What you should do: Write the data below out again, with each line matching the original.

Record extracts:
^^^^^^^^
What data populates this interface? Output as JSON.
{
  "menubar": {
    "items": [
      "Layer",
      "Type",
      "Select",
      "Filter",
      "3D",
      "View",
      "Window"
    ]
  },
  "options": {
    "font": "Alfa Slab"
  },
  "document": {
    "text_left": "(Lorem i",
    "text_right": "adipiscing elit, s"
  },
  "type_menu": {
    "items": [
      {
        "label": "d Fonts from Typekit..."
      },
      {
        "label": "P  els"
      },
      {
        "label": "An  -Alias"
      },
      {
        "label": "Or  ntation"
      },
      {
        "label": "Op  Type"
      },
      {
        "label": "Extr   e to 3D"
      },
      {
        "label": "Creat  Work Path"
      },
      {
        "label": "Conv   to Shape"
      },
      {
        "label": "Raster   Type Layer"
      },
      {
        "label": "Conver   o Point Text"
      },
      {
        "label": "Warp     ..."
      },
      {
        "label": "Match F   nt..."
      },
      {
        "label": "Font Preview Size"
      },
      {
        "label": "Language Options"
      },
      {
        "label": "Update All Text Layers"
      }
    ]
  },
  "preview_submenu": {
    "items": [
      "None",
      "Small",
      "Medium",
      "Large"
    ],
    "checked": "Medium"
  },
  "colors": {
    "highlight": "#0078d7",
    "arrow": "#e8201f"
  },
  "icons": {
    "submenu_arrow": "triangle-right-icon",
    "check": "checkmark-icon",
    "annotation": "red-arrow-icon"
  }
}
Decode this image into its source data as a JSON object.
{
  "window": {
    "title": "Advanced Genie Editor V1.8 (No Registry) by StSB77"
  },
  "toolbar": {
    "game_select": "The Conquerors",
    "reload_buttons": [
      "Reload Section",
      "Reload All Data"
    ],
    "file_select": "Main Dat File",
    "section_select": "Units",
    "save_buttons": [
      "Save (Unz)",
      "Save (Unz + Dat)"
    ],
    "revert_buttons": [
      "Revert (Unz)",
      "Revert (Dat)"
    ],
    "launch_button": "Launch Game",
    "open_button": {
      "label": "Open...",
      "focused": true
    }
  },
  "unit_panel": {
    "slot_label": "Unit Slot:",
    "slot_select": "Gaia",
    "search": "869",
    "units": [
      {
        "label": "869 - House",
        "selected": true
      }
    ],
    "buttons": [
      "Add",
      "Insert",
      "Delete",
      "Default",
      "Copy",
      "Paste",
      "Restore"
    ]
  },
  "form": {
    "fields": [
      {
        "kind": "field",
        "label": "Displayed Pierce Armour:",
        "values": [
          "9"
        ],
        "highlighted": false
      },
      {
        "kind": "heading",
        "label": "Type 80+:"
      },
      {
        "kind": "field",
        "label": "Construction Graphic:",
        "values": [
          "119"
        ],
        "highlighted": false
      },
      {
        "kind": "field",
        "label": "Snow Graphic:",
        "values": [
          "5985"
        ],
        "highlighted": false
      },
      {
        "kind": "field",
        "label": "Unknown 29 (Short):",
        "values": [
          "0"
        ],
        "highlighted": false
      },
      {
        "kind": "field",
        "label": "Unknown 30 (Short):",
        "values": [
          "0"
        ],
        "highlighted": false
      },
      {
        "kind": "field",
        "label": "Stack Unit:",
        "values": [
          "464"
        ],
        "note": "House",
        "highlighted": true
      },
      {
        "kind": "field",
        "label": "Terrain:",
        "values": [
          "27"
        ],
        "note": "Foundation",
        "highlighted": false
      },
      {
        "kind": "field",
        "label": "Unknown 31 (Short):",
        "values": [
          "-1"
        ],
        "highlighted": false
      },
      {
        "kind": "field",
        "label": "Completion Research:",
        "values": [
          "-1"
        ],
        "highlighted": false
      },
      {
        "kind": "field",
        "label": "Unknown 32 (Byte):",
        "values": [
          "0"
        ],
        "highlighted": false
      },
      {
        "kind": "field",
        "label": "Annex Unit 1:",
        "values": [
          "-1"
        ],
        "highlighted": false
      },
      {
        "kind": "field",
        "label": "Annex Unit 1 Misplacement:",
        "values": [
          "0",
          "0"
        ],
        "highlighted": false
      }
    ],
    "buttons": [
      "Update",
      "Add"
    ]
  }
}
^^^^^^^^
Exercise answer:
What data populates this interface? Output as JSON.
{
  "menubar": {
    "items": [
      "Layer",
      "Type",
      "Select",
      "Filter",
      "3D",
      "View",
      "Window"
    ]
  },
  "options": {
    "font": "Alfa Slab"
  },
  "document": {
    "text_left": "(Lorem i",
    "text_right": "adipiscing elit, s"
  },
  "type_menu": {
    "items": [
      {
        "label": "d Fonts from Typekit..."
      },
      {
        "label": "P  els"
      },
      {
        "label": "An  -Alias"
      },
      {
        "label": "Or  ntation"
      },
      {
        "label": "Op  Type"
      },
      {
        "label": "Extr   e to 3D"
      },
      {
        "label": "Creat  Work Path"
      },
      {
        "label": "Conv   to Shape"
      },
      {
        "label": "Raster   Type Layer"
      },
      {
        "label": "Conver   o Point Text"
      },
      {
        "label": "Warp     ..."
      },
      {
        "label": "Match F   nt..."
      },
      {
        "label": "Font Preview Size"
      },
      {
        "label": "Language Options"
      },
      {
        "label": "Update All Text Layers"
      }
    ]
  },
  "preview_submenu": {
    "items": [
      "None",
      "Small",
      "Medium",
      "Large"
    ],
    "checked": "Medium"
  },
  "colors": {
    "highlight": "#0078d7",
    "arrow": "#e8201f"
  },
  "icons": {
    "submenu_arrow": "triangle-right-icon",
    "check": "checkmark-icon",
    "annotation": "red-arrow-icon"
  }
}
Decode this image into its source data as a JSON object.
{
  "window": {
    "title": "Advanced Genie Editor V1.8 (No Registry) by StSB77"
  },
  "toolbar": {
    "game_select": "The Conquerors",
    "reload_buttons": [
      "Reload Section",
      "Reload All Data"
    ],
    "file_select": "Main Dat File",
    "section_select": "Units",
    "save_buttons": [
      "Save (Unz)",
      "Save (Unz + Dat)"
    ],
    "revert_buttons": [
      "Revert (Unz)",
      "Revert (Dat)"
    ],
    "launch_button": "Launch Game",
    "open_button": {
      "label": "Open...",
      "focused": true
    }
  },
  "unit_panel": {
    "slot_label": "Unit Slot:",
    "slot_select": "Gaia",
    "search": "869",
    "units": [
      {
        "label": "869 - House",
        "selected": true
      }
    ],
    "buttons": [
      "Add",
      "Insert",
      "Delete",
      "Default",
      "Copy",
      "Paste",
      "Restore"
    ]
  },
  "form": {
    "fields": [
      {
        "kind": "field",
        "label": "Displayed Pierce Armour:",
        "values": [
          "9"
        ],
        "highlighted": false
      },
      {
        "kind": "heading",
        "label": "Type 80+:"
      },
      {
        "kind": "field",
        "label": "Construction Graphic:",
        "values": [
          "119"
        ],
        "highlighted": false
      },
      {
        "kind": "field",
        "label": "Snow Graphic:",
        "values": [
          "5985"
        ],
        "highlighted": false
      },
      {
        "kind": "field",
        "label": "Unknown 29 (Short):",
        "values": [
          "0"
        ],
        "highlighted": false
      },
      {
        "kind": "field",
        "label": "Unknown 30 (Short):",
        "values": [
          "0"
        ],
        "highlighted": false
      },
      {
        "kind": "field",
        "label": "Stack Unit:",
        "values": [
          "464"
        ],
        "note": "House",
        "highlighted": true
      },
      {
        "kind": "field",
        "label": "Terrain:",
        "values": [
          "27"
        ],
        "note": "Foundation",
        "highlighted": false
      },
      {
        "kind": "field",
        "label": "Unknown 31 (Short):",
        "values": [
          "-1"
        ],
        "highlighted": false
      },
      {
        "kind": "field",
        "label": "Completion Research:",
        "values": [
          "-1"
        ],
        "highlighted": false
      },
      {
        "kind": "field",
        "label": "Unknown 32 (Byte):",
        "values": [
          "0"
        ],
        "highlighted": false
      },
      {
        "kind": "field",
        "label": "Annex Unit 1:",
        "values": [
          "-1"
        ],
        "highlighted": false
      },
      {
        "kind": "field",
        "label": "Annex Unit 1 Misplacement:",
        "values": [
          "0",
          "0"
        ],
        "highlighted": false
      }
    ],
    "buttons": [
      "Update",
      "Add"
    ]
  }
}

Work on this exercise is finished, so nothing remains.